[[ EXERCISE DATA, beginning ]]

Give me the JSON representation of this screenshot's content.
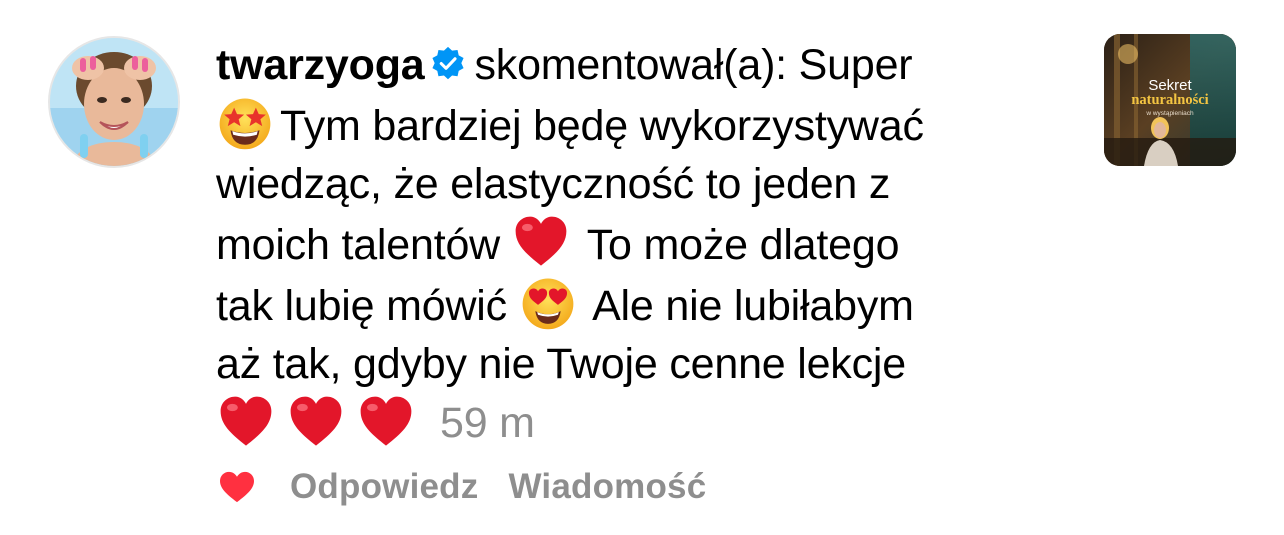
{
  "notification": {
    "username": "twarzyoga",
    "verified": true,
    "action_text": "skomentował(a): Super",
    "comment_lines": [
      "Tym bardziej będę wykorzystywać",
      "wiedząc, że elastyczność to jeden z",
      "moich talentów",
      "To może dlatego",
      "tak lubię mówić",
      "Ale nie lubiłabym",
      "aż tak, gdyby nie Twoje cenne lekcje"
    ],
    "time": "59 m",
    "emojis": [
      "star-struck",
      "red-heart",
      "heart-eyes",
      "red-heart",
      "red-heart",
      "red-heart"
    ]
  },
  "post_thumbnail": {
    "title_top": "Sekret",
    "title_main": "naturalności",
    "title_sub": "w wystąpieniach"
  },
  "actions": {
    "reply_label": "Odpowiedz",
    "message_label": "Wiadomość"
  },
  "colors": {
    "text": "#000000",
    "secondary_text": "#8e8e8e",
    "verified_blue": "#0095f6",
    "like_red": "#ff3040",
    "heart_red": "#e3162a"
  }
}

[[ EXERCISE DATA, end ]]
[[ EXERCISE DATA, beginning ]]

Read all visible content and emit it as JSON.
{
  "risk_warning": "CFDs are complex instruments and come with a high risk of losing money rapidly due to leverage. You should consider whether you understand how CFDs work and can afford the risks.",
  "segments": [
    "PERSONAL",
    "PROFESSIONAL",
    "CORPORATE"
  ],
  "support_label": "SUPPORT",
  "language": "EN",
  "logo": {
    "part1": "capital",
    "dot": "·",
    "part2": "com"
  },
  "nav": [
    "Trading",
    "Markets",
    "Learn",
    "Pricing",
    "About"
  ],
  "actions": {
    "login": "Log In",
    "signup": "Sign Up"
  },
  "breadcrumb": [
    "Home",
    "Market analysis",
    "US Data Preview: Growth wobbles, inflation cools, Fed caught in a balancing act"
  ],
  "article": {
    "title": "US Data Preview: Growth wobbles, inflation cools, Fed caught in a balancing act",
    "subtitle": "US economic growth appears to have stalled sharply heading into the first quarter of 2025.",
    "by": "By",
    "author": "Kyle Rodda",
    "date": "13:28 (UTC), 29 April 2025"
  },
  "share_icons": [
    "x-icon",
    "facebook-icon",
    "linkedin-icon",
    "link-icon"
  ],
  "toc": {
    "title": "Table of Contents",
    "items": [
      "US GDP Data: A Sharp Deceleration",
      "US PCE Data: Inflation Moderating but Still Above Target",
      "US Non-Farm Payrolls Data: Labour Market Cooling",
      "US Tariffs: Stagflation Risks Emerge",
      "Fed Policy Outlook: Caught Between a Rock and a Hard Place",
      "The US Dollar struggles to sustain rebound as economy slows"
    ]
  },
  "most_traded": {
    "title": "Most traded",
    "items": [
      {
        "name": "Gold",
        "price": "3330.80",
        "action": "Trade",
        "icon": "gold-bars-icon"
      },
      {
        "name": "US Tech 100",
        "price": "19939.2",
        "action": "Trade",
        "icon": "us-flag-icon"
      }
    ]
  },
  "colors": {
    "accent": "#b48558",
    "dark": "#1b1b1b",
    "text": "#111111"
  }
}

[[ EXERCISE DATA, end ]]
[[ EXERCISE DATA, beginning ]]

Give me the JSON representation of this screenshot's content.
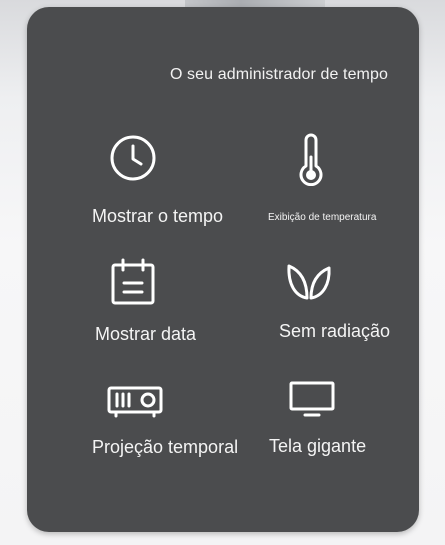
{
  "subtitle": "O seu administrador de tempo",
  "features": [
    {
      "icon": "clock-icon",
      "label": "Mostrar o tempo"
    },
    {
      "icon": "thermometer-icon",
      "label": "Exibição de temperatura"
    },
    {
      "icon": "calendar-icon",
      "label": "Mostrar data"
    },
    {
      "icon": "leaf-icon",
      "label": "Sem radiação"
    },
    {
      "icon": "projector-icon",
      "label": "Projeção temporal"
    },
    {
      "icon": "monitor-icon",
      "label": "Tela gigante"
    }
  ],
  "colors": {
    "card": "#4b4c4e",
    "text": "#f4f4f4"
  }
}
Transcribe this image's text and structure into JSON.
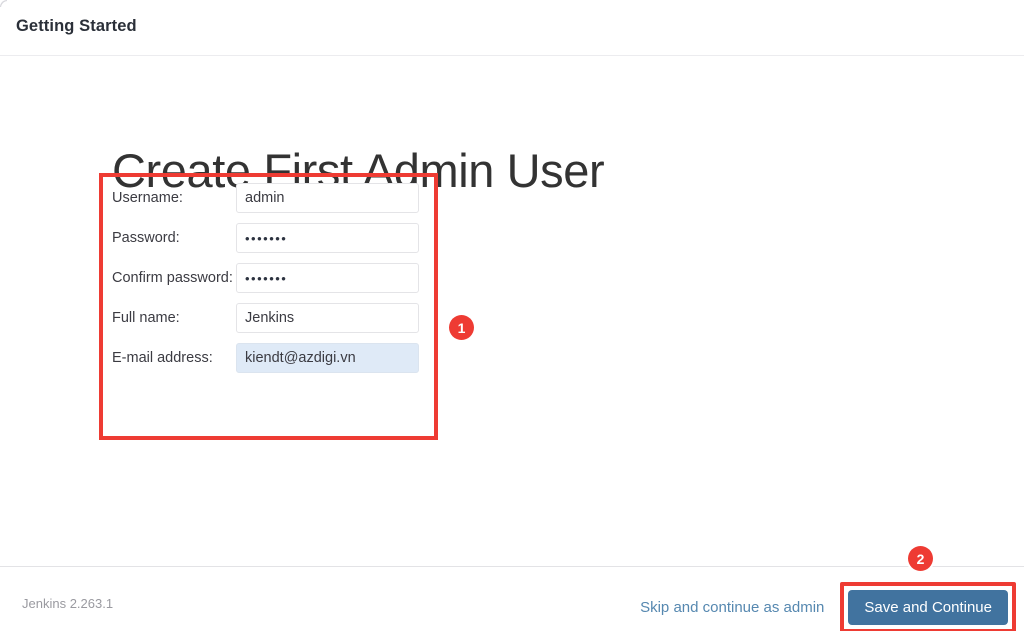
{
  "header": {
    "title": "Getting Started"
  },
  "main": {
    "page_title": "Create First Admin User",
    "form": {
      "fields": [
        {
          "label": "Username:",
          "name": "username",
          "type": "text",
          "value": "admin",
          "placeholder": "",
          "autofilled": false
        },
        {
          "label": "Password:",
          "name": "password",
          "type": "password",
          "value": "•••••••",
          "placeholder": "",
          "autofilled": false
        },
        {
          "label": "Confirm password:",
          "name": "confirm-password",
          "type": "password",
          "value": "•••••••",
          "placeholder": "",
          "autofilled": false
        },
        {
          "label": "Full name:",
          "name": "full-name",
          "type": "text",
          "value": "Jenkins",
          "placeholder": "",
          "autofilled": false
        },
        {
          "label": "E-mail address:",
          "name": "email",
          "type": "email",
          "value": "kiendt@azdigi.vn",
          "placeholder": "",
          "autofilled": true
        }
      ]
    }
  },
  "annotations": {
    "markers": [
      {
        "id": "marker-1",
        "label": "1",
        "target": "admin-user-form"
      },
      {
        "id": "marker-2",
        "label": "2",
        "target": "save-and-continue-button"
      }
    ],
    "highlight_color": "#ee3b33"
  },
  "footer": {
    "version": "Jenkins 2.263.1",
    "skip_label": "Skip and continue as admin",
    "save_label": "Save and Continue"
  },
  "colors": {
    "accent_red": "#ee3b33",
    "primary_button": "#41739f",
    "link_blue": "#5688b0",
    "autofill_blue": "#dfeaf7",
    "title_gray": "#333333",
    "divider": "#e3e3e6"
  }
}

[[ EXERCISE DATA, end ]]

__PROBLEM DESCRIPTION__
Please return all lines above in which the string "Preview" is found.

__RESULT OF THIS TASK__
    "US Data Preview: Growth wobbles, inflation cools, Fed caught in a balancing act"
    "title": "US Data Preview: Growth wobbles, inflation cools, Fed caught in a balancing act",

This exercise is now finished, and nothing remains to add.